How can a float value be converted to a String? For whatever reason, the documentation and all online sources I can find are only concerned with the other way around.

let value: f32 = 17.65;
let value_as_str: String = ..... 
  • And I bet that this is a duplicate, but I couldn't find a similar question. Commented Sep 6, 2017 at 22:02
  • 1
    Aside: In the land of C, printing a float to a string with enough, but not too many digits is accomplished with sprintf(buf, sizeof buf, "%.*e", FLT_DECIMAL_DIG - 1, some_float);. May provide some ideas for you. Commented Sep 6, 2017 at 22:08
  • I actually didn't know about C's FLT_DECIMAL, so thanks for that. C++ has it even nicer with std::to_string; I am looking for something similar to this in rust. Commented Sep 6, 2017 at 22:10
  • Note that std::to_string uses a fixed (non-exponential notation) that tends to convert a small float to "0.000000" and very large values with excessive digits. I wonder if .to_string() does the same? Commented Sep 6, 2017 at 22:15
  • 1
    I added examples to my answer on how to format using a fixed number of digits after the decimal point as well as how to format using exponential notation. Commented Sep 6, 2017 at 22:36

1 Answer 1


Sometimes, the answer is easy: to_string().

let pi = 3.1415926;
let s = pi.to_string();  // : String


The foundation for "creating a readable string representation of something" is in the fmt module. Probably the most important trait in this module is Display. Display is an abstraction over types that can be formatted as a user-facing string (pretty much exactly what you want). Usually the Display trait is used by println!() and friends. So you can already convert your float to string with the format!() macro:

let s = format!("{}", pi);

But there is something else: the ToString trait. This trait talks about types that can be converted to a String. And now, there is a magic implementation:

impl<T> ToString for T 
    where T: Display + ?Sized

This means: every type which implements Display also automatically implements ToString! So instead of writing format!("{}", your_value) you can simply write your_value.to_string()!

While these wildcard implementations are extremely useful and versatile, they have one disadvantage: finding methods is much harder. As you point out, the documentation of f32 doesn't mention to_string() at all. This is not very good, but it is a known issue. We're trying to improve this situation!

Advanced formatting

The to_string() method uses the default formatting options, so it's equivalent to format!("{}", my_value). But sometimes, you want to tweak how the value is converted into a string. To do that, you have to use format!() and the full power of the fmt format specifier. You can read about those in the module documentation. One example:

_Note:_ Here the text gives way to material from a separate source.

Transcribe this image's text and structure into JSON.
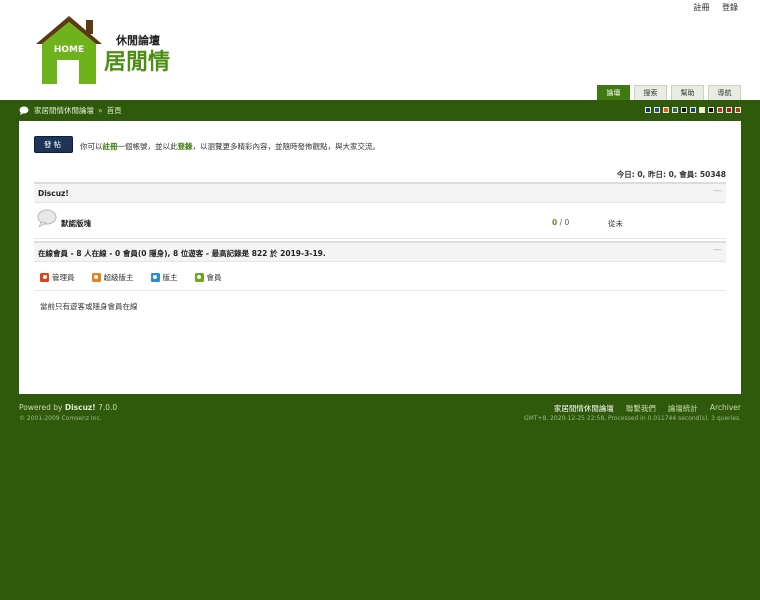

let s = format!("{:.2}", pi);

This will result in a string with exactly two digits after the decimal point ("3.14").

If you want to convert your float into a string using scientific notation, you can use the {:e} (or {:E}) format specifier which corresponds to the LowerExp (or UpperExp) trait.

let s = format!("{:e}", pi * 1_000_000.0);

This will result in "3.1415926e6".

  • 2
    Thanks, I will accept your answer as soon as I can. Why is this not in the documentation for f32? doc.rust-lang.org/std/primitive.f32.html Commented Sep 6, 2017 at 22:13
  • 2
    @PhilippLudwig I added a bunch of explanation. I hope this clarifies things :) Commented Sep 6, 2017 at 22:21
  • That actually does clarify the situation. Thank you very much for your effort! Commented Sep 6, 2017 at 22:22
  • Sometimes, the answer is easy. Well, but the output of e.g. (1e-300).to_string() is quite unexpected and different from how stringifying floats works in many other languages. Obtaining a human friendly string actually does not seem to be straighforward.
    – bluenote10
    Commented Jan 18, 2020 at 10:39

Your Answer

By clicking “Post Your Answer”, you agree to our terms of service and acknowledge you have read our privacy policy.

Not the answer you're looking for? Browse other questions tagged or ask your own question.